Let’s talk quickly about some additional issues: first, what would you like to see happen with the state’s expanded Medicaid program for low-income adults, under the Affordable Care Act?

We have 46,000 people that are covered by it. I think it we can get folks to primary care physicians instead of emergency rooms, that’s good. We need to take a look at programs they may be using in other states to see if we can fine-tune the one we have in place. We have to make sure it doesn’t cost the taxpayers any dollars.

Should the state be open to contracting with Planned Parenthood of Northern New England in the future for women’s health services?

I can tell you that in the Senate I voted against funding for Planned Parenthood in the past. I would vote against any public funding for Planned Parenthood.

On proposals to expand gambling in New Hampshire, such as casinos or keno, what, if anything, might you support and under what conditions?

I would have to see the bill and see exactly what it says and make sure that it protects the state. And I would never use any of those revenues as part of the budget process, because you don’t know whether they will continue or not.

What do you make of the proposal to put a commuter rail line from southern New Hampshire to Boston, which could include two stops in Manchester and another in Nashua?
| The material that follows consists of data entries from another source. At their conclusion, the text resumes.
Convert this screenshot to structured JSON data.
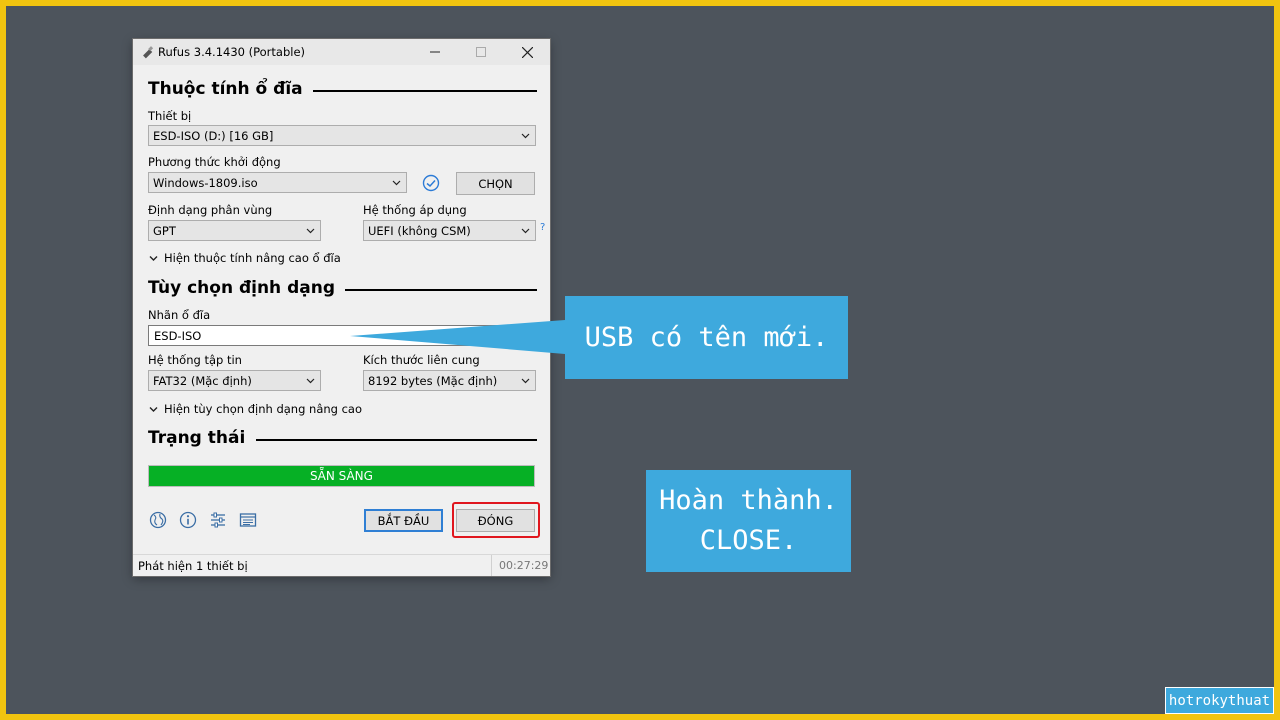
{
  "window": {
    "title": "Rufus 3.4.1430 (Portable)",
    "controls": [
      "minimize",
      "maximize",
      "close"
    ]
  },
  "drive_properties": {
    "heading": "Thuộc tính ổ đĩa",
    "device_label": "Thiết bị",
    "device_value": "ESD-ISO (D:) [16 GB]",
    "boot_selection_label": "Phương thức khởi động",
    "boot_selection_value": "Windows-1809.iso",
    "select_button": "CHỌN",
    "partition_scheme_label": "Định dạng phân vùng",
    "partition_scheme_value": "GPT",
    "target_system_label": "Hệ thống áp dụng",
    "target_system_value": "UEFI (không CSM)",
    "help_mark": "?",
    "advanced_toggle": "Hiện thuộc tính nâng cao ổ đĩa"
  },
  "format_options": {
    "heading": "Tùy chọn định dạng",
    "volume_label_label": "Nhãn ổ đĩa",
    "volume_label_value": "ESD-ISO",
    "file_system_label": "Hệ thống tập tin",
    "file_system_value": "FAT32 (Mặc định)",
    "cluster_size_label": "Kích thước liên cung",
    "cluster_size_value": "8192 bytes (Mặc định)",
    "advanced_toggle": "Hiện tùy chọn định dạng nâng cao"
  },
  "status": {
    "heading": "Trạng thái",
    "progress_text": "SẴN SÀNG",
    "progress_fraction": 1.0,
    "progress_color": "#06b025"
  },
  "toolbar": {
    "icons": [
      "globe-icon",
      "info-icon",
      "settings-icon",
      "log-icon"
    ],
    "start_button": "BẮT ĐẦU",
    "close_button": "ĐÓNG"
  },
  "statusbar": {
    "text": "Phát hiện 1 thiết bị",
    "time": "00:27:29"
  },
  "callouts": {
    "usb_new_name": "USB có tên mới.",
    "done_line1": "Hoàn thành.",
    "done_line2": "CLOSE."
  },
  "watermark": "hotrokythuat",
  "colors": {
    "frame": "#f2c40f",
    "background": "#4d545c",
    "callout": "#3ea9dd",
    "highlight": "#e0161e"
  }
}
It’s important to see what time those stops are going to be and what it’s going to cost people. Most importantly, it’s got to come down and be analyzed about cost. It’s important that we talk about finishing I-93, because when I was a senator, that completion cost was $190 million. It’s over and above $400 million [now], so I-93 must be completed.

New Hampshire has one of the lowest unemployment rates in the nation, but there are still concerns about the future of the state economy and the workforce. What would you like to see happen?

Let’s find ways we can reduce the BPT and BET, the business taxes. Once you do that with companies, they will hire people and bring people to work. Let’s get out of the way of business and let them do what they do best, and that’s hire people and get things done.

It looks like you’re going to be working two jobs for a while. How do you think this campaign might affect your work as mayor of Manchester.

I don’t think it’ll affect it at all. I was in a campaign just a few months ago, and I was still the mayor and I think people would tell you I was still doing a great job. I will continue doing a good job for the city of Manchester, and I will run a very, very good campaign running for governor.